▸ **Work to complete**:
Take the line containing "Output a JSON" and every line after it to the end of the material below; reproduce them exactly, without pictures.

▸ **Task data**:
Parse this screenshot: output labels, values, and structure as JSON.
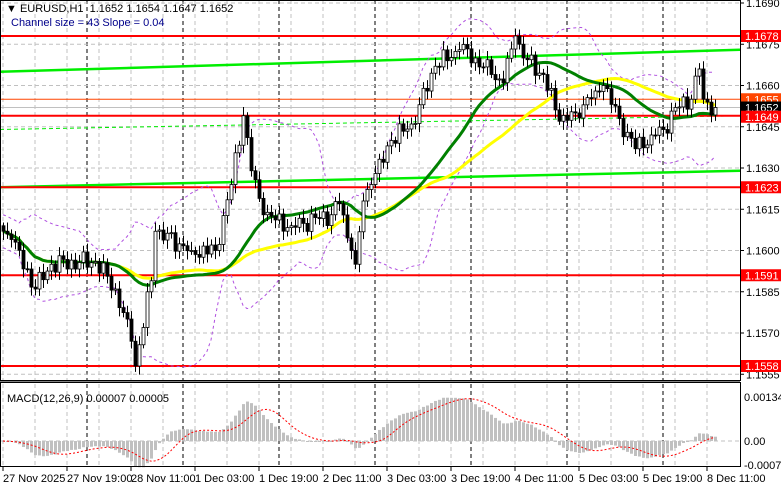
{
  "header": {
    "symbol_line": "EURUSD,H1  1.1652 1.1654 1.1647 1.1652",
    "channel_line": "Channel size = 43 Slope = 0.04"
  },
  "macd_label": "MACD(12,26,9) 0.00007 0.00005",
  "chart_data": {
    "type": "candlestick",
    "title": "EURUSD,H1",
    "ohlc_last": {
      "open": 1.1652,
      "high": 1.1654,
      "low": 1.1647,
      "close": 1.1652
    },
    "bars": 179,
    "close_path": [
      [
        0,
        1.1607
      ],
      [
        2,
        1.1604
      ],
      [
        8,
        1.1586
      ],
      [
        12,
        1.1595
      ],
      [
        23,
        1.1596
      ],
      [
        28,
        1.1586
      ],
      [
        32,
        1.1567
      ],
      [
        33,
        1.1558
      ],
      [
        37,
        1.1589
      ],
      [
        38,
        1.1607
      ],
      [
        47,
        1.16
      ],
      [
        53,
        1.16
      ],
      [
        57,
        1.1624
      ],
      [
        60,
        1.1649
      ],
      [
        62,
        1.1629
      ],
      [
        65,
        1.1613
      ],
      [
        72,
        1.1609
      ],
      [
        82,
        1.1613
      ],
      [
        84,
        1.1617
      ],
      [
        87,
        1.16
      ],
      [
        88,
        1.1595
      ],
      [
        90,
        1.1618
      ],
      [
        92,
        1.1624
      ],
      [
        97,
        1.164
      ],
      [
        102,
        1.1646
      ],
      [
        104,
        1.1653
      ],
      [
        108,
        1.1667
      ],
      [
        114,
        1.1673
      ],
      [
        118,
        1.167
      ],
      [
        122,
        1.1664
      ],
      [
        125,
        1.1661
      ],
      [
        128,
        1.1678
      ],
      [
        130,
        1.167
      ],
      [
        135,
        1.1664
      ],
      [
        139,
        1.1647
      ],
      [
        143,
        1.165
      ],
      [
        148,
        1.1658
      ],
      [
        150,
        1.166
      ],
      [
        154,
        1.1648
      ],
      [
        158,
        1.1637
      ],
      [
        162,
        1.1642
      ],
      [
        165,
        1.1644
      ],
      [
        168,
        1.1652
      ],
      [
        172,
        1.1655
      ],
      [
        174,
        1.1666
      ],
      [
        175,
        1.1655
      ],
      [
        178,
        1.1652
      ]
    ],
    "ylim": [
      1.1552,
      1.1691
    ],
    "price_axis": {
      "ticks": [
        "1.1690",
        "1.1675",
        "1.1660",
        "1.1645",
        "1.1630",
        "1.1615",
        "1.1600",
        "1.1585",
        "1.1570",
        "1.1555"
      ],
      "values": [
        1.169,
        1.1675,
        1.166,
        1.1645,
        1.163,
        1.1615,
        1.16,
        1.1585,
        1.157,
        1.1555
      ]
    },
    "levels": [
      {
        "label": "1.1678",
        "value": 1.1678,
        "color": "#ff0000"
      },
      {
        "label": "1.1655",
        "value": 1.1655,
        "color": "#ff4500"
      },
      {
        "label": "1.1649",
        "value": 1.1649,
        "color": "#ff0000"
      },
      {
        "label": "1.1623",
        "value": 1.1623,
        "color": "#ff0000"
      },
      {
        "label": "1.1591",
        "value": 1.1591,
        "color": "#ff0000"
      },
      {
        "label": "1.1558",
        "value": 1.1558,
        "color": "#ff0000"
      }
    ],
    "current_price": {
      "label": "1.1652",
      "value": 1.1652
    },
    "channel": {
      "upper": [
        1.1665,
        1.1673
      ],
      "middle": [
        1.1644,
        1.1649
      ],
      "lower": [
        1.1623,
        1.1629
      ],
      "color": "#00ee00"
    },
    "moving_averages": [
      {
        "period": 30,
        "color": "#008000"
      },
      {
        "period": 50,
        "color": "#ffff00"
      }
    ],
    "bollinger": {
      "period": 20,
      "deviation": 2,
      "color": "#b050e0"
    },
    "time_axis": {
      "labels": [
        "27 Nov 2025",
        "27 Nov 19:00",
        "28 Nov 11:00",
        "1 Dec 03:00",
        "1 Dec 19:00",
        "2 Dec 11:00",
        "3 Dec 03:00",
        "3 Dec 19:00",
        "4 Dec 11:00",
        "5 Dec 03:00",
        "5 Dec 19:00",
        "8 Dec 11:00"
      ],
      "bar_index": [
        0,
        16,
        32,
        48,
        64,
        80,
        96,
        112,
        128,
        144,
        160,
        176
      ]
    },
    "macd": {
      "params": [
        12,
        26,
        9
      ],
      "value": 7e-05,
      "signal": 5e-05,
      "axis_ticks": [
        "0.00134",
        "0.00",
        "-0.00073"
      ],
      "axis_values": [
        0.00134,
        0.0,
        -0.00073
      ],
      "hist_color": "#c0c0c0",
      "signal_color": "#ff0000"
    }
  }
}
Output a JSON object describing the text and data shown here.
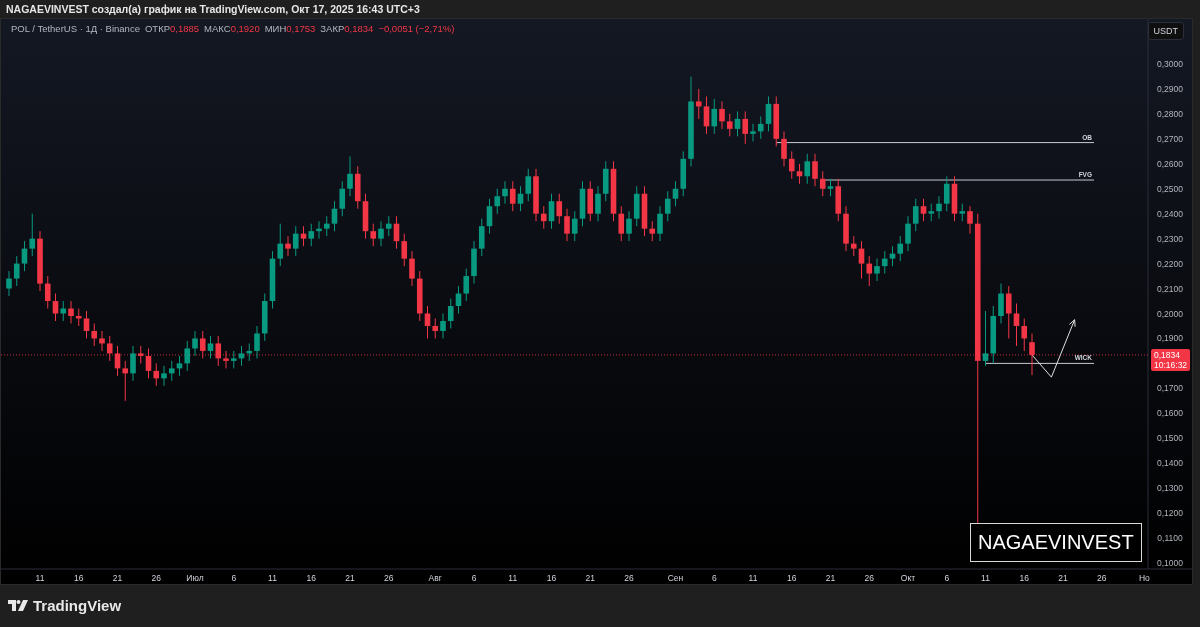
{
  "header": {
    "text": "NAGAEVINVEST создал(а) график на TradingView.com, Окт 17, 2025 16:43 UTC+3"
  },
  "legend": {
    "symbol": "POL / TetherUS · 1Д · Binance",
    "fields": [
      {
        "label": "ОТКР",
        "value": "0,1885"
      },
      {
        "label": "МАКС",
        "value": "0,1920"
      },
      {
        "label": "МИН",
        "value": "0,1753"
      },
      {
        "label": "ЗАКР",
        "value": "0,1834"
      }
    ],
    "change": "−0,0051 (−2,71%)"
  },
  "currency_button": "USDT",
  "price_axis": [
    "0,3000",
    "0,2900",
    "0,2800",
    "0,2700",
    "0,2600",
    "0,2500",
    "0,2400",
    "0,2300",
    "0,2200",
    "0,2100",
    "0,2000",
    "0,1900",
    "0,1700",
    "0,1600",
    "0,1500",
    "0,1400",
    "0,1300",
    "0,1200",
    "0,1100",
    "0,1000"
  ],
  "time_axis": [
    "11",
    "16",
    "21",
    "26",
    "Июл",
    "6",
    "11",
    "16",
    "21",
    "26",
    "Авг",
    "6",
    "11",
    "16",
    "21",
    "26",
    "Сен",
    "6",
    "11",
    "16",
    "21",
    "26",
    "Окт",
    "6",
    "11",
    "16",
    "21",
    "26",
    "Но"
  ],
  "level_labels": [
    "OB",
    "FVG",
    "WICK"
  ],
  "price_tag": {
    "price": "0,1834",
    "countdown": "10:16:32"
  },
  "author_label": "NAGAEVINVEST",
  "footer": {
    "logo_text": "TradingView"
  }
}
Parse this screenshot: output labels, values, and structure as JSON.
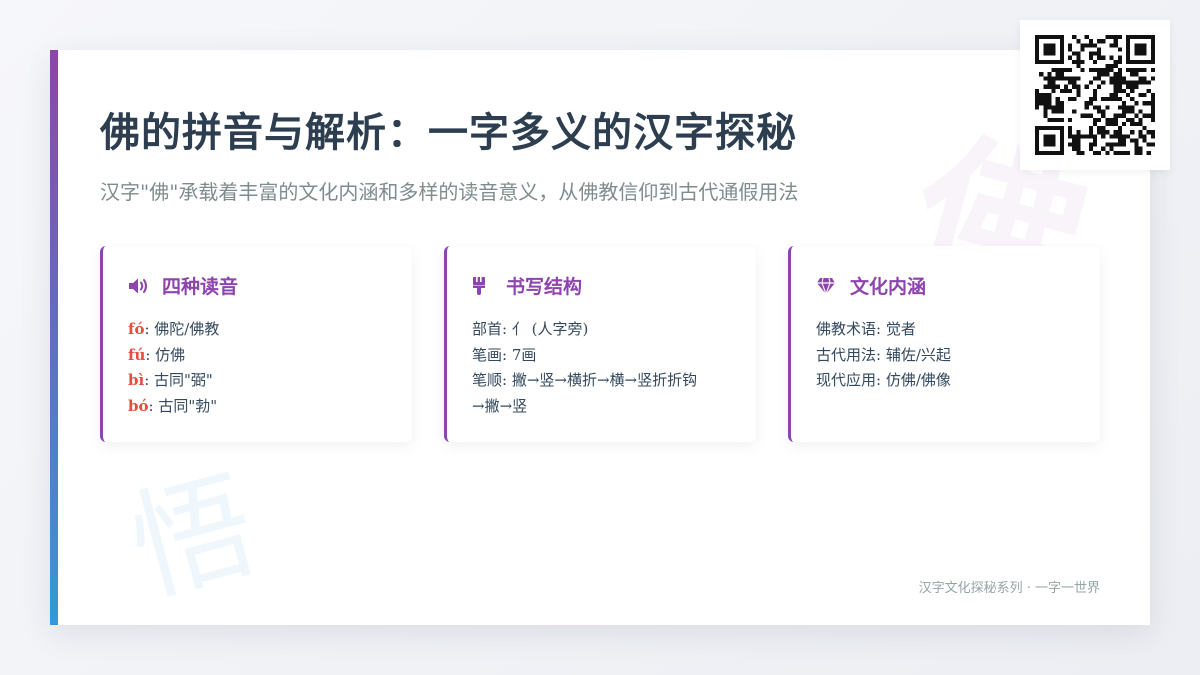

▸ **Solution to the problem**:
Output a JSON object describing the text and data shown here.
{
  "header": {
    "text": "NAGAEVINVEST создал(а) график на TradingView.com, Окт 17, 2025 16:43 UTC+3"
  },
  "legend": {
    "symbol": "POL / TetherUS · 1Д · Binance",
    "fields": [
      {
        "label": "ОТКР",
        "value": "0,1885"
      },
      {
        "label": "МАКС",
        "value": "0,1920"
      },
      {
        "label": "МИН",
        "value": "0,1753"
      },
      {
        "label": "ЗАКР",
        "value": "0,1834"
      }
    ],
    "change": "−0,0051 (−2,71%)"
  },
  "currency_button": "USDT",
  "price_axis": [
    "0,3000",
    "0,2900",
    "0,2800",
    "0,2700",
    "0,2600",
    "0,2500",
    "0,2400",
    "0,2300",
    "0,2200",
    "0,2100",
    "0,2000",
    "0,1900",
    "0,1700",
    "0,1600",
    "0,1500",
    "0,1400",
    "0,1300",
    "0,1200",
    "0,1100",
    "0,1000"
  ],
  "time_axis": [
    "11",
    "16",
    "21",
    "26",
    "Июл",
    "6",
    "11",
    "16",
    "21",
    "26",
    "Авг",
    "6",
    "11",
    "16",
    "21",
    "26",
    "Сен",
    "6",
    "11",
    "16",
    "21",
    "26",
    "Окт",
    "6",
    "11",
    "16",
    "21",
    "26",
    "Но"
  ],
  "level_labels": [
    "OB",
    "FVG",
    "WICK"
  ],
  "price_tag": {
    "price": "0,1834",
    "countdown": "10:16:32"
  },
  "author_label": "NAGAEVINVEST",
  "footer": {
    "logo_text": "TradingView"
  }
}
Parse this screenshot: output labels, values, and structure as JSON.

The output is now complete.